Kathleen Cooke: Today’s culture is about wanting clarity, so your job as a researcher is vital. The facts tell the truth but not always the whole story. We are bombarded with identity dysphoria today. What has God been teaching you through your work and perspective on why knowing who we are in Him is how we can know the facts and the whole story?
Kay Edwards: That He has called me perfect, not because of anything I have done, but because of what He has done. His finished work is my identity. Too often, women are taught to work hard to be good so that they can be loved. I have lived too much of my life terrified of not getting it right, terrified that God would be disappointed in me.
When I was growing, up my parents taught me that no matter how hard I tried, I could never please God and that He was always angry with me for not being good enough. If I had set out to create a belief system to drive someone intentionally away from God, that would have been it, and I am saddened that that was the best my parents had to offer. How terrified they must have been, too.
I am just now learning how settled God’s love is, how the moment I accepted Jesus, God’s love settled around me like clear Jesus skin that God sees me through. I don’t have to earn His love. I am inside of His love forever. I am inside of Him.
Kathleen: As you began to grasp your identity in Him and know that you have been made perfect through nothing you can do but through Christ’s redemptive love, what steps did you take to grow that trust within yourself?
Kay: For most of my adult life, I got up early to read the Bible and pray. The darker it was in the morning, the holier you were. But most mornings, it felt like I was on the Prayer Trampoline. If I could just bounce high enough, I could reach God. Every few moments, I thought I caught a glimpse of Him. And then I fell back to earth again. The best thing I ever did was stop trying and sit still. I asked God to find me. I threw away every “should” and sat still.
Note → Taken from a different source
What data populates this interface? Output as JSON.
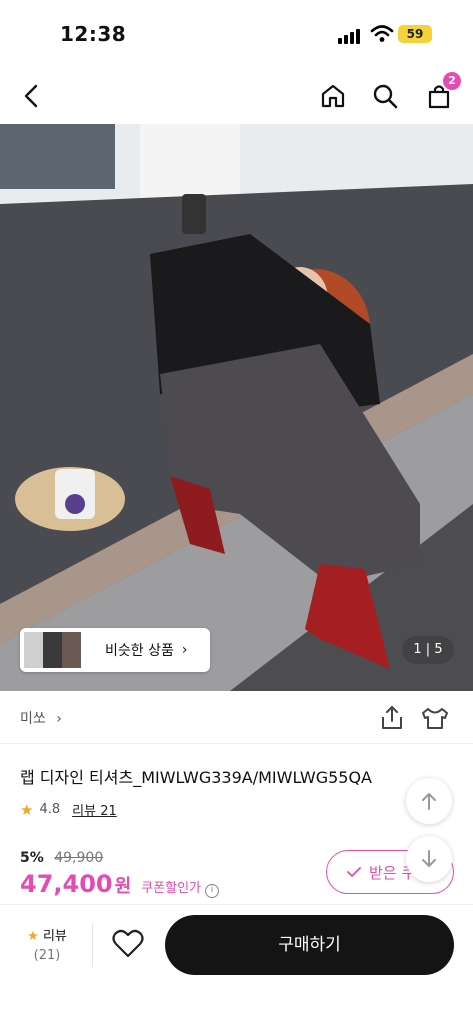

That is when God found me. Now, I can’t wait to get up in the morning to hear His voice.
Kathleen: It’s about our engagement in the Bible and prayer with Jesus, isn’t it? It’s up to us to choose how we spend our time so that we have the time to hear Him and wisely choose His will and purposes and not our own. The world’s messages are loud and often overwhelming today. Through your years of engagement with Jesus, what’s He taught you about overcoming those influences bombarding our lives and, more importantly, using our influence so that others see God living in us?
Kay: If I pursue influence or do things in order to have an influence on others, I usually end up being manipulative. If instead, I pursue that unique set of problems that God has created me to solve, influence follows.
Influence is the beautiful gown that my Father dresses me in because He delights in rewarding His daughters. Do I need influence to feel good about myself? No. Do I welcome it? Yes, like I welcome any gift from my Father.
I can pursue the gift, or I can pursue the Giver.
Learn more about Kay Edwards’ work at the DXM Institue by clicking here.
Kay is the Chief Knowledge and Research officer at the DXM Institute for Changemaking Innovation. Hailed as the “The Questions Lady,” Kay is a national leader in research for faith-based and mission-driven organizations. For more than 30 years, she has provided customer research, market analytics, planning, collaboration management, and organizational development to both for-profit and nonprofit organizations, including Cru, Chick-Fil-A, and Thrivent. In her knowledge-leadership role for DXM™ Institute, Kay drives the development of the Institute’s platform. She is a frequent speaker on the topics of listening and relationship-building strategies for leaders, understanding what customers value, and how generational change impacts organizations. Kay believes that great leaders don’t have better answers; they ask better questions. Her greatest joy is helping leaders understand what the world most needs their organizations to do.